When we say “menpō” we generally refer to the mask of the samurai armor that covers half face. The technical name would be me-no-shita-men, meaning “mask for the face under the eyes”. There are other types of menpō, like the sōmen for the whole face or the hanbō for the chin only, but when we come to collecting, the most common masks are certainly these “half-faces”.
Before buying a menpō, one should probably know few things. Here you are my five advices…
1. Look for an interesting face
Menpō derive from the Japanese theatre masks and they generally represent some kind of characters. The most common expression is the “fierce” one, called ressei-men, with teeth on view and mustaches, but there are many others. My advice: regardless of the menpō’s type, look for an interesting face and for expressive and unusual lines.
2. Iron over leather. Iron over lacquer.
Menpō are generally made of iron, but the surface is often covered with some kind of lacquer. You can use a magnet to check if under the lacquer you have real iron, but you might understand that also by the mask’s weight in your hand and from its thickness.
Also, note that un-lacquered iron requires more work, as details can not be left rough. For this reason, nice iron menpō are generally preferred by collectors and prices can be higher. There are exceptions, of course: if you came across a lacquered menpō designed by Noguchi Zesai, buy it for me, please.
3. Ironwork is the key
As working, chiselling and applying iron is difficult, the more detailed and sharp is the ironwork, the more expensive the menpō is going to be.
4. Who’s menpō?
As an advanced collector, you will learn how to recognize armorers’ schools by the menpō’s features. Also, you will come across many signed masks which will help you in your buying strategy. Fortunately, signatures are generally genuine and can be trusted, but be always careful when you encounter a big name!
5. Menpō’s appendix
Virtually, all menpō were fitted with a protection for the throat, called tare or yodare-kake, attached on the lower rim.
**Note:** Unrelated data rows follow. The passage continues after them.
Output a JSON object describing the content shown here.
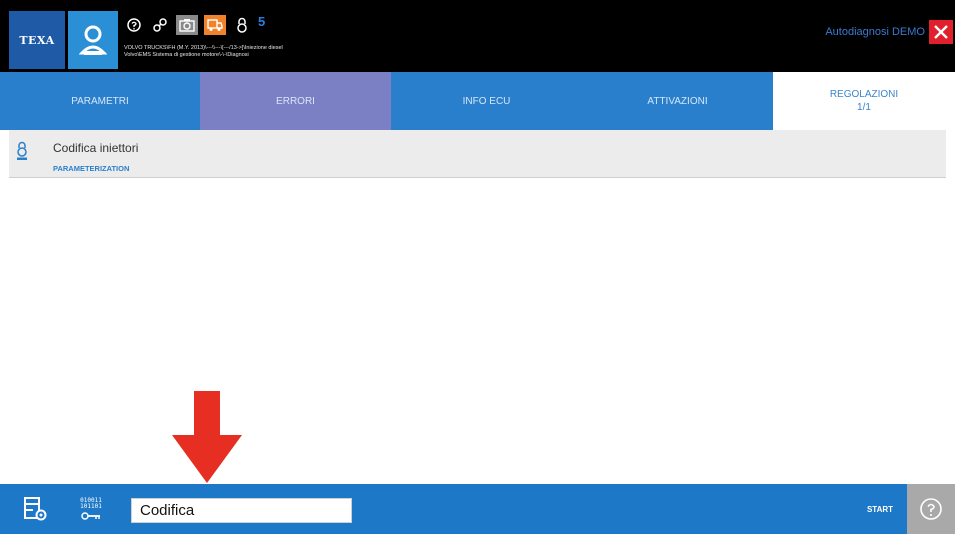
{
  "header": {
    "logo_text": "TEXA",
    "notification_count": "5",
    "vehicle_line1": "VOLVO TRUCKS\\FH (M.Y. 2013)\\---\\\\---\\[---/13->]\\Iniezione diesel",
    "vehicle_line2": "Volvo\\EMS Sistema di gestione motore\\-\\-\\Diagnosi",
    "mode_label": "Autodiagnosi DEMO"
  },
  "tabs": [
    {
      "label": "PARAMETRI"
    },
    {
      "label": "ERRORI"
    },
    {
      "label": "INFO ECU"
    },
    {
      "label": "ATTIVAZIONI"
    },
    {
      "label": "REGOLAZIONI",
      "counter": "1/1"
    }
  ],
  "content": {
    "title": "Codifica iniettori",
    "subtitle": "PARAMETERIZATION"
  },
  "bottom": {
    "binary_top": "010011",
    "binary_bottom": "101101",
    "code_value": "Codifica",
    "start_label": "START"
  },
  "colors": {
    "brand_blue": "#1e78c8",
    "active_tab": "#7b7fc4",
    "arrow_red": "#e62e22",
    "close_red": "#e0202a"
  }
}
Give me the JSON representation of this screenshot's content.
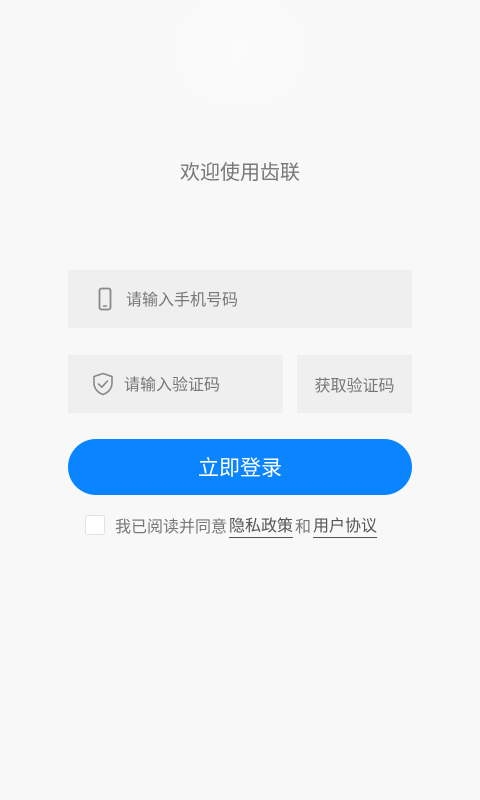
{
  "welcome_text": "欢迎使用齿联",
  "phone": {
    "icon": "phone-icon",
    "placeholder": "请输入手机号码",
    "value": ""
  },
  "code": {
    "icon": "shield-check-icon",
    "placeholder": "请输入验证码",
    "value": ""
  },
  "get_code_label": "获取验证码",
  "login_label": "立即登录",
  "agreement": {
    "checked": false,
    "prefix": "我已阅读并同意",
    "privacy_link": "隐私政策",
    "conjunction": "和",
    "terms_link": "用户协议"
  },
  "colors": {
    "accent": "#0a84ff",
    "field_bg": "#efefef",
    "page_bg": "#f8f8f8"
  }
}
If a menpō is missing this part, don’t be too upset: it’s just an appendix and the important part is the mask itself! Let’s say it’s like buying a painting without a frame…